[Note to Readers: This article is a reprint from Prom Guide Magazine about law enforcement questioning of chauffeurs and prom passengers. LCT contributing editor Jim Luff follows with an article advising operators facing those situations]
Prom night is all about firsts. The first time he sees her special sense of glam, the first time she sees him all ‘tuxed’ up, and ultimately, the first time classmates see chauffeurs open the doors of limousines and usher young adults and their dates out to the prom red carpet.
One group of teens arriving at Crest Hollow Country Club in Woodbury, N.Y. last year may have missed out on their white glove chauffeur service. The entrance to their prom was stationed by law enforcement. Here is what you might expect if the entrance to your prom also doubles as a police checkpoint.
When your limo drives down the picturesque, tree-lined driveway of the Crest Hollow Country Club, you will not mistake police presence. Your chauffeur is likely to be stopped by a police officer with Consumer Affairs, now the Nassau County Taxi and Limousine Commission, and directed to a gaggle of officers underneath the portico.
Operators may be on guard for and aware of the dangers and consequences of underage drinking on prom night, but you may not have been warned that your chauffeurs could be questioned by officers. Students also could be subject to questioning in the investigation of the chauffeur.
Who booked the limo? Where did the students get picked up? Where are they going after prom? These are some questions students are likely to be asked. It is puzzling that asking these questions of parents, chauffeurs, and the limo companies would not be simpler and less disruptive than asking the students, the customers.
“Children have to be questioned to find out who booked the ride,” says Commissioner Gregory May of Nassau County Taxi & Limousine Commission. Is that their only motive? “Typically, when dealing with students, an officer is more than anything checking for illegal activity such as drug or alcohol usage,” says Joe Guinn, owner of the Texas-based company, Limo & Bus Compliance.
This type of pre-prom policing can affect the prom. “It comes off as a form of harassment to passengers and drivers,” says Jim Luff, LCT contributing editor and limousine industry consultant who ran the Limousine Scene in Bakersfield, Calif., for 25 years. He reasons promgoers who drive themselves or arrive by other means are not subject to being stopped or their grand entrance being delayed.
Commissioner May says police presence at prom entrances is for the “safety of students to ensure they are being transported in properly licensed vehicles.” While his commission is sensitive to how policing of chauffeurs can disrupt prom arrivals, “they are only at a prom on the request of the venue or the school,” May says.
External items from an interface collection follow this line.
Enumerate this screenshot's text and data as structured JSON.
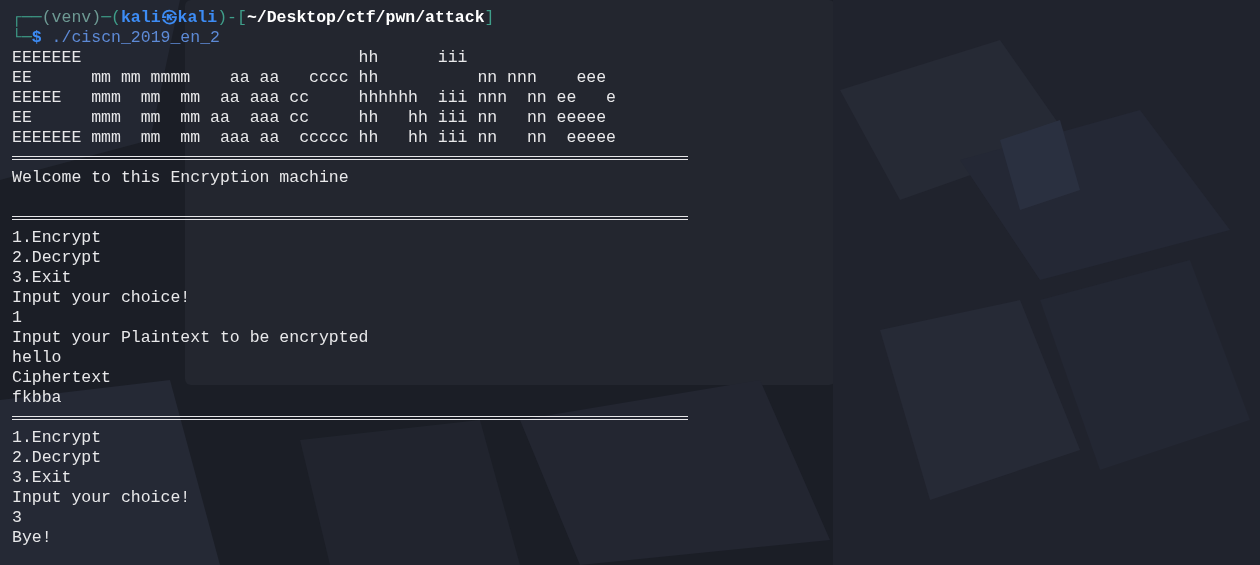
{
  "prompt": [
    {
      "kind": "frame",
      "text": "┌──"
    },
    {
      "kind": "venv",
      "text": "(venv)"
    },
    {
      "kind": "frame",
      "text": "─("
    },
    {
      "kind": "user",
      "text": "kali㉿kali"
    },
    {
      "kind": "frame",
      "text": ")-["
    },
    {
      "kind": "path",
      "text": "~/Desktop/ctf/pwn/attack"
    },
    {
      "kind": "frame",
      "text": "]"
    }
  ],
  "command_line": [
    {
      "kind": "frame",
      "text": "└─"
    },
    {
      "kind": "symbol",
      "text": "$"
    },
    {
      "kind": "command",
      "text": " ./ciscn_2019_en_2"
    }
  ],
  "lines": [
    {
      "kind": "text",
      "text": "EEEEEEE                            hh      iii"
    },
    {
      "kind": "text",
      "text": "EE      mm mm mmmm    aa aa   cccc hh          nn nnn    eee"
    },
    {
      "kind": "text",
      "text": "EEEEE   mmm  mm  mm  aa aaa cc     hhhhhh  iii nnn  nn ee   e"
    },
    {
      "kind": "text",
      "text": "EE      mmm  mm  mm aa  aaa cc     hh   hh iii nn   nn eeeee"
    },
    {
      "kind": "text",
      "text": "EEEEEEE mmm  mm  mm  aaa aa  ccccc hh   hh iii nn   nn  eeeee"
    },
    {
      "kind": "rule"
    },
    {
      "kind": "text",
      "text": "Welcome to this Encryption machine"
    },
    {
      "kind": "blank"
    },
    {
      "kind": "rule"
    },
    {
      "kind": "text",
      "text": "1.Encrypt"
    },
    {
      "kind": "text",
      "text": "2.Decrypt"
    },
    {
      "kind": "text",
      "text": "3.Exit"
    },
    {
      "kind": "text",
      "text": "Input your choice!"
    },
    {
      "kind": "input",
      "text": "1"
    },
    {
      "kind": "text",
      "text": "Input your Plaintext to be encrypted"
    },
    {
      "kind": "input",
      "text": "hello"
    },
    {
      "kind": "text",
      "text": "Ciphertext"
    },
    {
      "kind": "text",
      "text": "fkbba"
    },
    {
      "kind": "rule"
    },
    {
      "kind": "text",
      "text": "1.Encrypt"
    },
    {
      "kind": "text",
      "text": "2.Decrypt"
    },
    {
      "kind": "text",
      "text": "3.Exit"
    },
    {
      "kind": "text",
      "text": "Input your choice!"
    },
    {
      "kind": "input",
      "text": "3"
    },
    {
      "kind": "text",
      "text": "Bye!"
    }
  ]
}
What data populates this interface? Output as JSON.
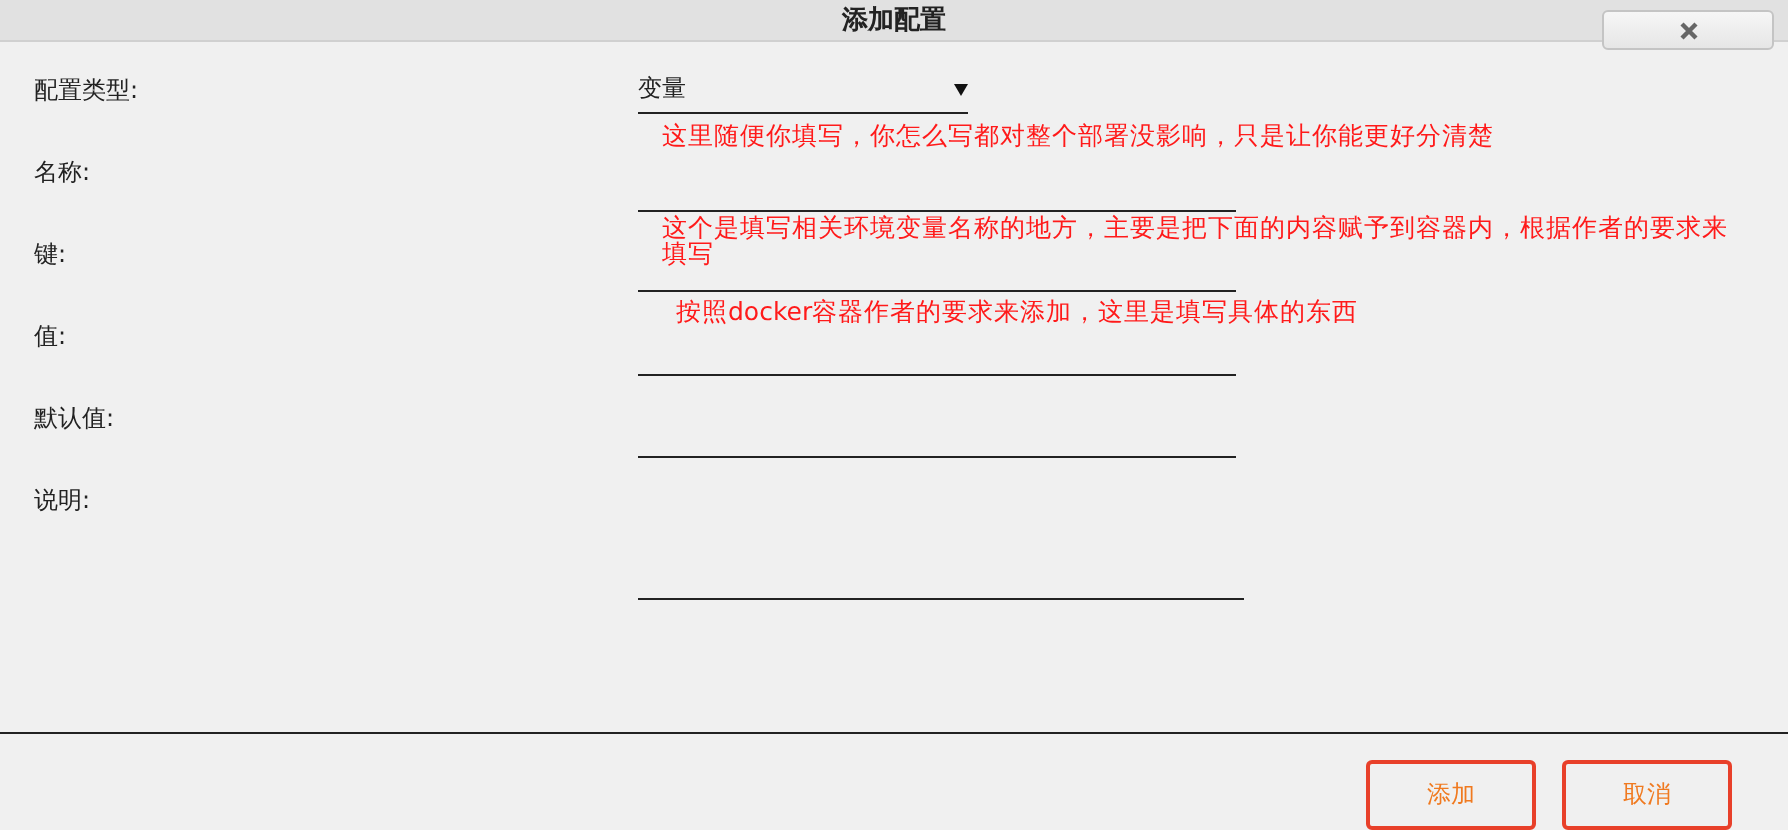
{
  "window": {
    "title": "添加配置"
  },
  "fields": [
    {
      "kind": "select",
      "label": "配置类型:",
      "value": "变量"
    },
    {
      "kind": "text",
      "label": "名称:",
      "note": "这里随便你填写，你怎么写都对整个部署没影响，只是让你能更好分清楚"
    },
    {
      "kind": "text",
      "label": "键:",
      "note": "这个是填写相关环境变量名称的地方，主要是把下面的内容赋予到容器内，根据作者的要求来填写"
    },
    {
      "kind": "text",
      "label": "值:",
      "note": "按照docker容器作者的要求来添加，这里是填写具体的东西"
    },
    {
      "kind": "text",
      "label": "默认值:"
    },
    {
      "kind": "textarea",
      "label": "说明:"
    }
  ],
  "buttons": [
    "添加",
    "取消"
  ]
}
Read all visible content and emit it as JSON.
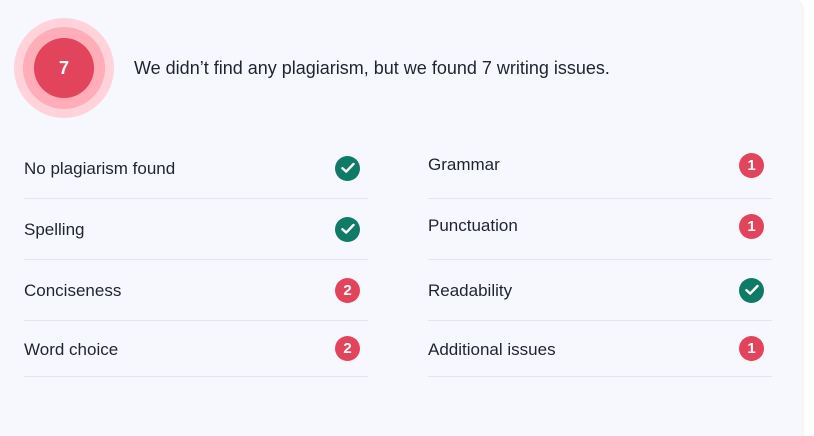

Calls and emails to the director of sales and banquets at Crest Hollow went unreturned. Other proms we observed at Jericho Terrace, Mineola, N.Y. and North Ritz Club, Syosset, N.Y., did not have police presence. Police questioning as soon as you step out of the limousine in the course of licensing enforcement with chauffeurs may taint prom memories, cause worry about getting home, and distract from the fun of it all, Luff says.
It does not have to be that way. Imagine the officers dressed for the occasion. They could trade in their police blues for an Ike Behar Evening Navy 2-button Notch Tuxedo Slim Fit or a Colors Dress evening gown in the same hue. Perhaps the chauffeur could get out of the limo, open the door, and allow promgoers to get unobstructed pictures in front of the stretch or party bus before officers swoop down.
Then, the chauffeur pulls off to be questioned in another area away from the main entrance. That would preserve the grand entrances. Students would only be questioned if the police could not get information from parents, the chauffeurs, limousine companies, or the signed service contracts.
For the school’s part, they could be supportive by allowing the prom coordinator or other school official to be present during questioning, in the absence of parents, until all classmates have made their first grand entrance to the prom.